So if you're playing the gig in Joburg and you look up from the stage and you see Nelson Mandela and Desmond Tutu in the crowd, what track would you drop to get them moving? You can hear Felix rubbing his chin as he ponders. 'I think older people generally like the softer, more feel good tracks, or something with a young girl being slightly flirtatious on stage [he laughs]. The track would have to be "Jump 'n Shout". It always gets everyone up and together.'

'What track would I drop to get Nelson Mandela and Desmond Tutu moving?' Simon repeats the question. 'I think "Red Alert" would get them into gear. "Aint nothing going on but history, don't worry, don't panic". It's a good motto.'

As a live act, what can we expect?

'Look, it's not DJing at all,' says Felix. 'That's really dreary.
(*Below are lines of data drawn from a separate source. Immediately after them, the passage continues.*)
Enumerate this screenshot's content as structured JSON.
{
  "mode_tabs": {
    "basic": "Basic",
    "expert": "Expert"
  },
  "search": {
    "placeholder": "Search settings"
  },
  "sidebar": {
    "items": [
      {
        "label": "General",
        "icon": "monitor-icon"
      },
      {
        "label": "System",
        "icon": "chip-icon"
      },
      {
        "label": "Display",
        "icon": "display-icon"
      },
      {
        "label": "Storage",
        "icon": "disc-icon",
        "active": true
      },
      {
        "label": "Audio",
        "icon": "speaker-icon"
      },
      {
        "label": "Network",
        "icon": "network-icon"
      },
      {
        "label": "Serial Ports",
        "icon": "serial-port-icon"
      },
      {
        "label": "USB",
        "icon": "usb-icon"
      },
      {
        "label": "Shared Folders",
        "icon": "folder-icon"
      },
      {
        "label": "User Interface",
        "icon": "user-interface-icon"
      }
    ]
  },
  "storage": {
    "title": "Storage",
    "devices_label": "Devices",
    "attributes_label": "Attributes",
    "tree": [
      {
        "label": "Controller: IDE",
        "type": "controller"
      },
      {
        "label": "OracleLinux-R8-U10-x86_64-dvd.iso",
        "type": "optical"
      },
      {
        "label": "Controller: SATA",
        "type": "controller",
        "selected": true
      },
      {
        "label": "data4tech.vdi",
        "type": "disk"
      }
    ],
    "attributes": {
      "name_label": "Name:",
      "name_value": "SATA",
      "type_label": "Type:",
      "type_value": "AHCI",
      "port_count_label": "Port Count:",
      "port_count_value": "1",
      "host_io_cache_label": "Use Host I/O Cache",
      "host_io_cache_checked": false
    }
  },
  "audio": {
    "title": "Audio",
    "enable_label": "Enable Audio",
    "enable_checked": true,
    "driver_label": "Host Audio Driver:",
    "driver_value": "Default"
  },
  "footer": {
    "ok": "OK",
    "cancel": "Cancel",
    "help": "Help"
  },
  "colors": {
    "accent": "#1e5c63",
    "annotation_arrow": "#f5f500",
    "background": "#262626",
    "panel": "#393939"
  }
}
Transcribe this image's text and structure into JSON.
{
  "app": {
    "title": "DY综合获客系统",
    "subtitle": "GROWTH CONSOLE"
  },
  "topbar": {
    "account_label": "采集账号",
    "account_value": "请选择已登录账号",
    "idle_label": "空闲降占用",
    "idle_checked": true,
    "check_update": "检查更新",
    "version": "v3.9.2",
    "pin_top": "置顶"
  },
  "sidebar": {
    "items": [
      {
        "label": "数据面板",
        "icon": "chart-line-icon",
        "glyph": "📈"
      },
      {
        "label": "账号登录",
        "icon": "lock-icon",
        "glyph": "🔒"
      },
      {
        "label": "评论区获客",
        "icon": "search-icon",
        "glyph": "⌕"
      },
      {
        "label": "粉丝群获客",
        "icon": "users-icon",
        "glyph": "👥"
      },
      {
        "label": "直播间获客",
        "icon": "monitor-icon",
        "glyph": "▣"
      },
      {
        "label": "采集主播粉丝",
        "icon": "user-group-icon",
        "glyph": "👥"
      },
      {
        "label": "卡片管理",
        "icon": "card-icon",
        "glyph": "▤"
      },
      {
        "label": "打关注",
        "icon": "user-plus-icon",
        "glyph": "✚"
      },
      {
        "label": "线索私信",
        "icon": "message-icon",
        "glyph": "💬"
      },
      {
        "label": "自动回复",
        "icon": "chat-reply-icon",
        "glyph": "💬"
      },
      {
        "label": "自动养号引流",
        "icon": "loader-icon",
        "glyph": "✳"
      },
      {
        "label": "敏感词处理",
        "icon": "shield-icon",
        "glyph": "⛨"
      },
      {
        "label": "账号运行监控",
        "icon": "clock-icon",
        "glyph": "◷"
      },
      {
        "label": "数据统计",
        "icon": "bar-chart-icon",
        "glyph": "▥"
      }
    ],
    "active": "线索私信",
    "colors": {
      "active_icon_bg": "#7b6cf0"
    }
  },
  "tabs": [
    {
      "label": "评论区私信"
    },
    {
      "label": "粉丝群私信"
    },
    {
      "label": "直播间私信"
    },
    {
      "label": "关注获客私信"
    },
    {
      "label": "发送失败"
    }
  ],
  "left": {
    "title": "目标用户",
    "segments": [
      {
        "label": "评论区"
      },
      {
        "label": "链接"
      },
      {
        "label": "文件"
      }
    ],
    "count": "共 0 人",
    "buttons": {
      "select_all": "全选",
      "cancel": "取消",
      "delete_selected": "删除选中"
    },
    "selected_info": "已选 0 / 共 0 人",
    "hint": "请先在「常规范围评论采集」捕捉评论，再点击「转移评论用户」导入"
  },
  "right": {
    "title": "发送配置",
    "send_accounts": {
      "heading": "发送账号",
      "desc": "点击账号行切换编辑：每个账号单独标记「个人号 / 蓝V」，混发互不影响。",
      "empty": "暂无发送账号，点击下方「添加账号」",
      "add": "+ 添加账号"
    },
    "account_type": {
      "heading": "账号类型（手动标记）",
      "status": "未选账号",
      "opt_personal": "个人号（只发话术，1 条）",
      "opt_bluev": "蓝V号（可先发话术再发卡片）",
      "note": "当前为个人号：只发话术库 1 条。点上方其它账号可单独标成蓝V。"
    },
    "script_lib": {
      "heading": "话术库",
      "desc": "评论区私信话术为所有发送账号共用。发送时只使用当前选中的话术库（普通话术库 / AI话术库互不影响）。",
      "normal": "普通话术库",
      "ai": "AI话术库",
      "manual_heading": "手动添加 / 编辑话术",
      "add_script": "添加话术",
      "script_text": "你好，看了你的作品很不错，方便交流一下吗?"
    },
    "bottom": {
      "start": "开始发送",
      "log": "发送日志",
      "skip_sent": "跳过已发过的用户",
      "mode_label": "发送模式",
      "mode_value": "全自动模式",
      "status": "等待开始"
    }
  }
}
Our music is mostly songs, we've got about six singers with us, a visual show, a lights show, a live drummer, I think we're going to have percussionist from South Africa with us. Simon plays guitar, I play keyboards. It's multi-media really, a mix of computers and instrumentation, but it feels very alive. The computers are right in a suitcase in the back.'

'We're less of a dance band in the DJ sense and more of a band really.' Adds Simon. 'It's dance music, it's in your face, but it also has a cabaret feel to it.'

What do you image comes to mind when you think about South Africa?

'I only know what I've seen over the years on TV,' says Felix philosophically. 'The townships and fighting, and then I've seen footage of the trance parties, so in a way I've seen these little pieces, but I don't really know how it all fits together. it's going to be really interesting to see the way it is.'

'I know it may be a cliché,' admits Simon. 'But I just think of sunshine.'

On Thursday 14 and Friday 15 October, London groove maestros, the Basement Jaxx, play Cape Town and Johannesburg.

About Us
Branded Content
Film & TV
Events & Projects